post-judgment interest begins accruing automatically from the date judgment is entered. No action is required on the part of the judgment creditor for interest to begin accruing.
Section 1304 unquestionably applies to a judgment entered against the United States in an FTCA action. Hull, supra, 971 F.2d at 1508-09. Plaintiff's argument that its application is inconsistent with the FTCA, 28 U.S.C. § 2674, has been rejected by other courts. See: Lucas v. United States, 807 F.2d 414, 423 (5th Cir. 1986) (Fifth Circuit rejected plaintiff's argument that interest should accrue against the United States in an FTCA action in the same manner as it accrues against private citizens). Section 1304 supersedes section 2674. To the extent the two are inconsistent, section 1304, being the more specific statute, prevails. Radzanower v. Touche Ross & Co., 426 U.S. 148, 153-57, 48 L. Ed. 2d 540, 96 S. Ct. 1989, (1976) (In statutory construction, a specific statutory provision usually takes precedence over a general one.)
Plaintiff's argument is also invalidated by the provisions of section 1961(b). By its own terms, section 1961(b), which governs the interest accrual period, does not apply to judgments against the United States.
Section 1961(b) specifically excludes actions governed by 31 U.S.C. § 1304(b) from its accrual period provisions, stating:
Interest shall be computed daily to the date of payment except as provided in . . . section 1304(b) of title 31, and shall be compounded annually.
28 U.S.C. § 1961(b) (Emphasis supplied.) See: United States v. Wilson, 926 F.2d 725, 728 (8th Cir. 1991). Section 1961 applies in actions against the United States for the purpose of determining the rate of interest only. 28 U.S.C. § 1961(a).

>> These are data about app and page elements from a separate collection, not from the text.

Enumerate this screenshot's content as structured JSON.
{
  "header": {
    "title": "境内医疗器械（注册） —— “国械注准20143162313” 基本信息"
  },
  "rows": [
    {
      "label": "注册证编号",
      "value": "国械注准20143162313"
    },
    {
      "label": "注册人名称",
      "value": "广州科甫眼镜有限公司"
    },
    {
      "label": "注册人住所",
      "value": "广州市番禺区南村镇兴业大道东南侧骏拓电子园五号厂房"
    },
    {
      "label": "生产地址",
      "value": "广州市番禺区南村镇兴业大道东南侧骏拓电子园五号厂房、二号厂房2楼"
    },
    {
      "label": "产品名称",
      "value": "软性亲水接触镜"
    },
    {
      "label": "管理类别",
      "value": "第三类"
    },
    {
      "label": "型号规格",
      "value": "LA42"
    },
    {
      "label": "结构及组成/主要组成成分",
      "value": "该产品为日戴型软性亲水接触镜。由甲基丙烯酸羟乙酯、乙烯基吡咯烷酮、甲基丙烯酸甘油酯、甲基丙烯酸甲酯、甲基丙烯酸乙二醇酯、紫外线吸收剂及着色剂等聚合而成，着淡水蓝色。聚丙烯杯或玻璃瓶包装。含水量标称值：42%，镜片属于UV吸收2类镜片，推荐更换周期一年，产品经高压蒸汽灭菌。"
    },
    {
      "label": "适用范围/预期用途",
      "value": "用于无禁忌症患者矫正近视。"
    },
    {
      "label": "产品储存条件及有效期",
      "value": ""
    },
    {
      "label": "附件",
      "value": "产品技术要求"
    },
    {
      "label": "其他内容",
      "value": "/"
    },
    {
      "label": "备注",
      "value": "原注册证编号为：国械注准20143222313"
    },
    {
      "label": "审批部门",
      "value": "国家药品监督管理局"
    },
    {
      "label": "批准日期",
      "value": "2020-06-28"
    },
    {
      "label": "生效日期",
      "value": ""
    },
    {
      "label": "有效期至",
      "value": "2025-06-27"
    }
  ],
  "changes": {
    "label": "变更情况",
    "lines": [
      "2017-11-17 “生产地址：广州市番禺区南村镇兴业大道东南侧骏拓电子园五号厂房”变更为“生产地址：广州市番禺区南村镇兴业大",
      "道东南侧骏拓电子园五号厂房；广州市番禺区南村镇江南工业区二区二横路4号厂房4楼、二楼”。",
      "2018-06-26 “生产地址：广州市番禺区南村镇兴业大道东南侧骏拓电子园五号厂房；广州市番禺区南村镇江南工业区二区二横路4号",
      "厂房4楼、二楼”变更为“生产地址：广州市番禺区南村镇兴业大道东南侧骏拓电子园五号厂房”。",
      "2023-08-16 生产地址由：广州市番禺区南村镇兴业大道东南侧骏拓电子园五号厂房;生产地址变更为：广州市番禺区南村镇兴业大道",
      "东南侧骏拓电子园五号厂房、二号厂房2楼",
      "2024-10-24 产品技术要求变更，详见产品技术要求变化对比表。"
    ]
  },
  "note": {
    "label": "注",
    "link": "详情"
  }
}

Thus, it is clear that section 1304 determines the period of interest accrual on judgments against the United States under the FTCA, and that plaintiff can prevail on his claim for post-judgment interest only to the extent it permits such an award. Section 1304 permits a prevailing FTCA plaintiff to recover interest only for the period during which the judgment is on appeal, Desart, supra, 947 F.2d at 872, and then only from the date on which a transcript of the judgment is filed with the Comptroller General "through the day before the data of the mandate of affirmance" or notification by the DOJ that it will not appeal the award. Cardillo by Cardillo v. United States, 767 F.2d 33, 34 (2d Cir. 1985). Interest does not begin to accrue until the judgment is filed with the Comptroller General. Moyer v. United States, 612 F. Supp. 239, 241 (D.C.Nev. 1985).
Here, the relevant facts are undisputed. MacDonald did not file certified copies of the judgment and court orders with the Comptroller General until January 29, 1993, after that office had been notified by the DOJ of the Third Circuit's affirmance. Because plaintiff's judgment was not filed until after the Comptroller General received notice of affirmance and a request for payment from the DOJ, post-judgment interest never began to accrue. Plaintiff is entitled to recover the amount of the judgment only, and his motion for post-judgment interest will be denied.

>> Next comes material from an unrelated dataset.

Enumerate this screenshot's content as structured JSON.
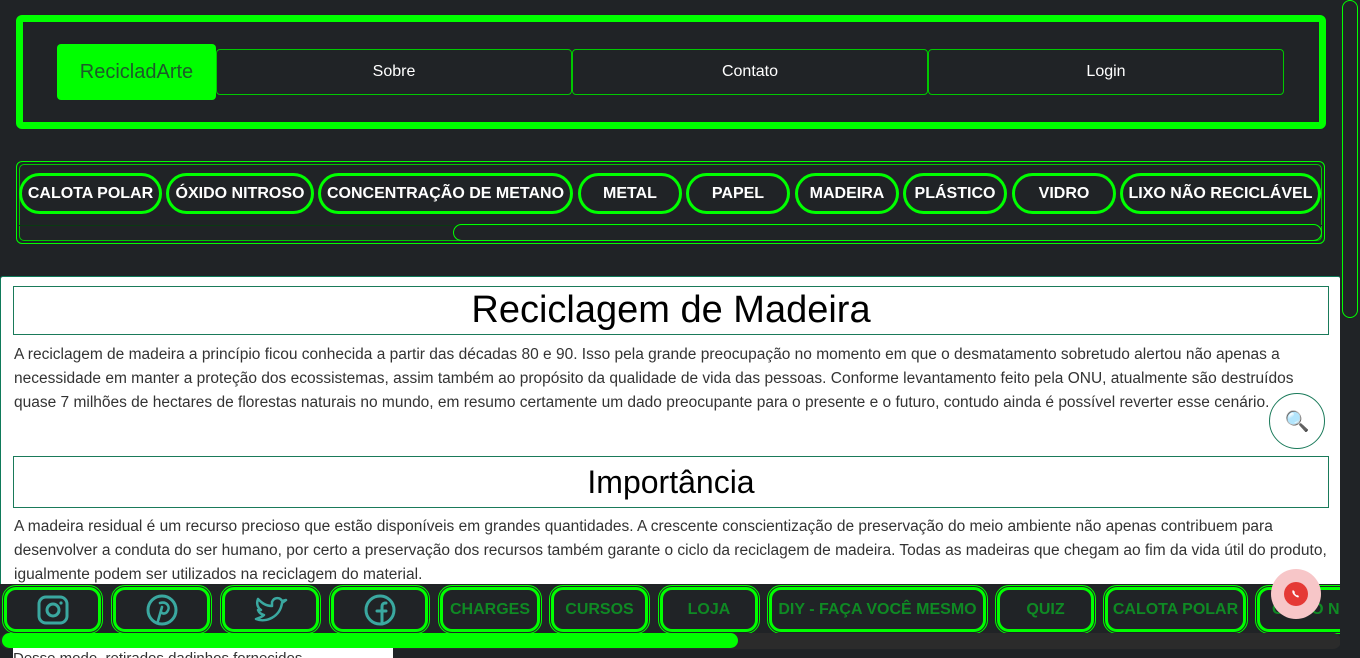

James F. McClure, Jr., United States District Judge
ORDER - June 15, 1993, Filed
June 15, 1993
For the reasons set forth in the accompanying memorandum, IT IS ORDERED THAT:
Plaintiff's motion (Record Document No. 89) to compel payment of post-judgment interest is denied.
James F. McClure, Jr., United States District Judge